While the practice of crypto mining is spreading fast across the US, people usually don’t think of Georgia as a prime place for it: When it comes to business, the state still often brings up associations of Coca-Cola (KO) – Get Coca-Cola Company Report, Atlanta reality television and miles of fruit and vegetable farms.
But as Bloomberg recently reported, that is quickly starting to change.
Companies like bitcoin miner and energy producer CleanSpark Inc. recently received approval to get green power for 15,000 mining machines on a plot of land it bought in the College Park suburb of Atlanta.
What Is Crypto Mining?
Using computer code to confirm cryptocurrency value and record transactions, crypto mining does not actually mine resources from dirt or rock, like traditional mining operations.

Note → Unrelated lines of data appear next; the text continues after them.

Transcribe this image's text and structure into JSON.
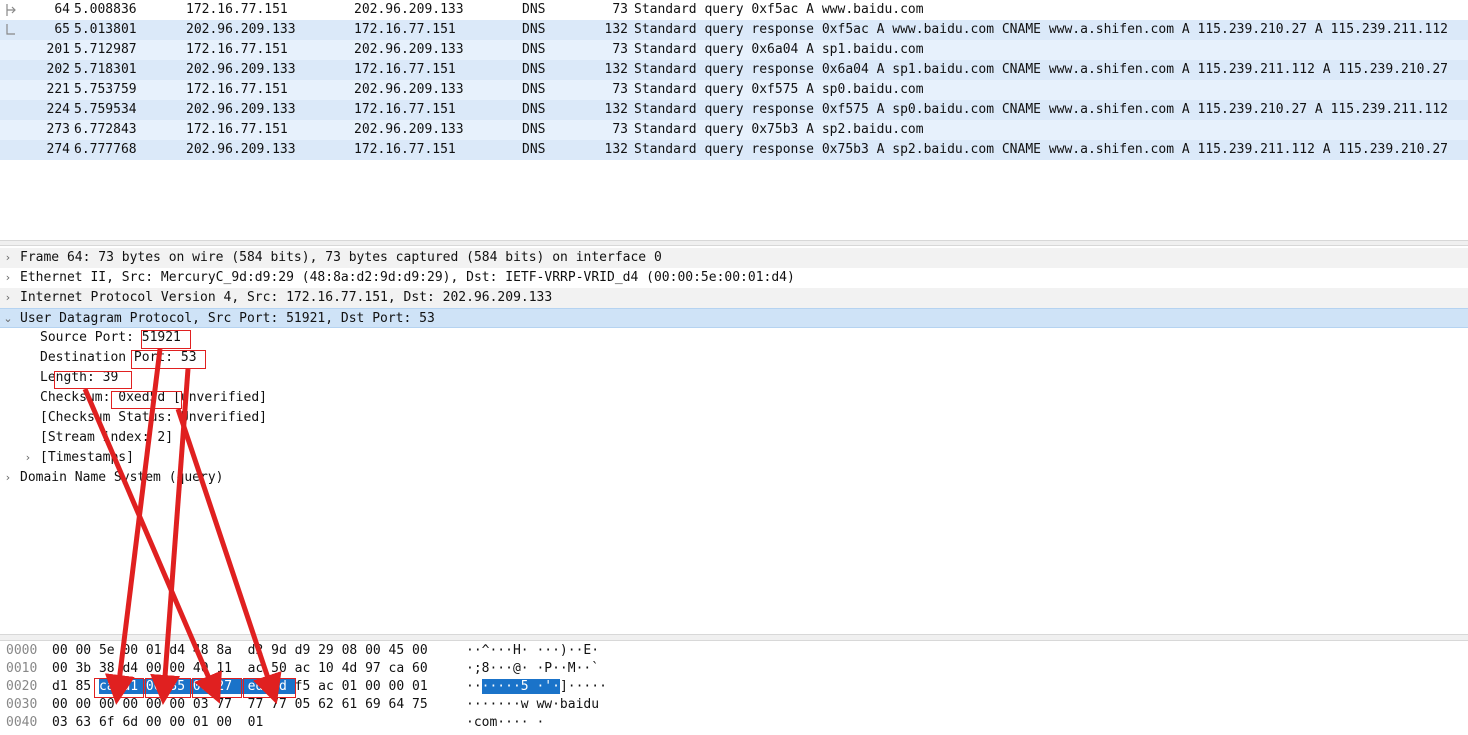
{
  "packets": [
    {
      "no": "64",
      "time": "5.008836",
      "src": "172.16.77.151",
      "dst": "202.96.209.133",
      "proto": "DNS",
      "len": "73",
      "info": "Standard query 0xf5ac A www.baidu.com"
    },
    {
      "no": "65",
      "time": "5.013801",
      "src": "202.96.209.133",
      "dst": "172.16.77.151",
      "proto": "DNS",
      "len": "132",
      "info": "Standard query response 0xf5ac A www.baidu.com CNAME www.a.shifen.com A 115.239.210.27 A 115.239.211.112"
    },
    {
      "no": "201",
      "time": "5.712987",
      "src": "172.16.77.151",
      "dst": "202.96.209.133",
      "proto": "DNS",
      "len": "73",
      "info": "Standard query 0x6a04 A sp1.baidu.com"
    },
    {
      "no": "202",
      "time": "5.718301",
      "src": "202.96.209.133",
      "dst": "172.16.77.151",
      "proto": "DNS",
      "len": "132",
      "info": "Standard query response 0x6a04 A sp1.baidu.com CNAME www.a.shifen.com A 115.239.211.112 A 115.239.210.27"
    },
    {
      "no": "221",
      "time": "5.753759",
      "src": "172.16.77.151",
      "dst": "202.96.209.133",
      "proto": "DNS",
      "len": "73",
      "info": "Standard query 0xf575 A sp0.baidu.com"
    },
    {
      "no": "224",
      "time": "5.759534",
      "src": "202.96.209.133",
      "dst": "172.16.77.151",
      "proto": "DNS",
      "len": "132",
      "info": "Standard query response 0xf575 A sp0.baidu.com CNAME www.a.shifen.com A 115.239.210.27 A 115.239.211.112"
    },
    {
      "no": "273",
      "time": "6.772843",
      "src": "172.16.77.151",
      "dst": "202.96.209.133",
      "proto": "DNS",
      "len": "73",
      "info": "Standard query 0x75b3 A sp2.baidu.com"
    },
    {
      "no": "274",
      "time": "6.777768",
      "src": "202.96.209.133",
      "dst": "172.16.77.151",
      "proto": "DNS",
      "len": "132",
      "info": "Standard query response 0x75b3 A sp2.baidu.com CNAME www.a.shifen.com A 115.239.211.112 A 115.239.210.27"
    }
  ],
  "details": [
    {
      "text": "Frame 64: 73 bytes on wire (584 bits), 73 bytes captured (584 bits) on interface 0",
      "arrow": "›"
    },
    {
      "text": "Ethernet II, Src: MercuryC_9d:d9:29 (48:8a:d2:9d:d9:29), Dst: IETF-VRRP-VRID_d4 (00:00:5e:00:01:d4)",
      "arrow": "›"
    },
    {
      "text": "Internet Protocol Version 4, Src: 172.16.77.151, Dst: 202.96.209.133",
      "arrow": "›"
    },
    {
      "text": "User Datagram Protocol, Src Port: 51921, Dst Port: 53",
      "arrow": "⌄"
    },
    {
      "text": "Source Port: 51921",
      "arrow": ""
    },
    {
      "text": "Destination Port: 53",
      "arrow": ""
    },
    {
      "text": "Length: 39",
      "arrow": ""
    },
    {
      "text": "Checksum: 0xed5d [unverified]",
      "arrow": ""
    },
    {
      "text": "[Checksum Status: Unverified]",
      "arrow": ""
    },
    {
      "text": "[Stream index: 2]",
      "arrow": ""
    },
    {
      "text": "[Timestamps]",
      "arrow": "›"
    },
    {
      "text": "Domain Name System (query)",
      "arrow": "›"
    }
  ],
  "hex": [
    {
      "offset": "0000",
      "bytes": "00 00 5e 00 01 d4 48 8a  d2 9d d9 29 08 00 45 00",
      "ascii": "··^···H· ···)··E·"
    },
    {
      "offset": "0010",
      "bytes": "00 3b 38 d4 00 00 40 11  ac 50 ac 10 4d 97 ca 60",
      "ascii": "·;8···@· ·P··M··`"
    },
    {
      "offset": "0020",
      "bytes": "d1 85 ca d1 00 35 00 27  ed 5d f5 ac 01 00 00 01",
      "ascii": "·······5 ·'·]·····"
    },
    {
      "offset": "0030",
      "bytes": "00 00 00 00 00 00 03 77  77 77 05 62 61 69 64 75",
      "ascii": "·······w ww·baidu"
    },
    {
      "offset": "0040",
      "bytes": "03 63 6f 6d 00 00 01 00  01",
      "ascii": "·com···· ·"
    }
  ],
  "colors": {
    "accent": "#1a73c9",
    "annotation": "#e02020",
    "selected_row": "#cfe3f7",
    "list_row_a": "#e7f1fc",
    "list_row_b": "#dbe9f9"
  }
}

But is still a highly energy-heavy process requiring heavy hardware and constant energy use to keep the blockchain going.
The state of Georgia had, according to Bloomberg, previously tried to prevent CleanSpark’s attempt to switch from an older energy provider. But it now allows part of the machines to use a less expensive and more energy-efficient power.
“At the end of the day, Georgia wants this business here,” Matt Schultz, CleanSpark’s executive chairman, said in an interview. “They’ve done everything in their power to grow bitcoin in the state.”
As early as last year, China was the world’s biggest crypto mining destination — at one point, 76% of mining practices were taking place in the country. But due to the practice’s heavy toll on the environment, Beijing started phasing out the practice before banning it outright by the end of the year.
Where Miners Are (And Aren’t) Going
A lot of mining operations then shifted to the U.S. and have found a welcoming home in Georgia.
Cryptocurrency company Foundry reported that 34% of its mining was coming out of the state by Jan. 31. Foundry is far from the only mining company in the country, but it is the biggest.
The state’s cheap energy prices are the main reason many mining operations are choosing to set up shop.
The business those companies are bringing in is also pushing regulators to ignore the momentum created by the state’s recent shift toward more left leaning environmental policies, which has stopped bitcoin mining in other states.
Kentucky, which is the next biggest destination for Foundry at 12%, recently approved tax breaks to companies that invest over $1 million in equipment. New York, meanwhile, is currently seeing growing opposition from lawmakers who are pushing to suspend mining amid more stringent environmental reviews.
“Listen, we’re not moving into vicinities that don’t want us, hard stop,” Core Scientific founder Darin Feinstein told Bloomberg. “We’re not going to New York, we’re not going to areas that don’t want this industry within their borders.”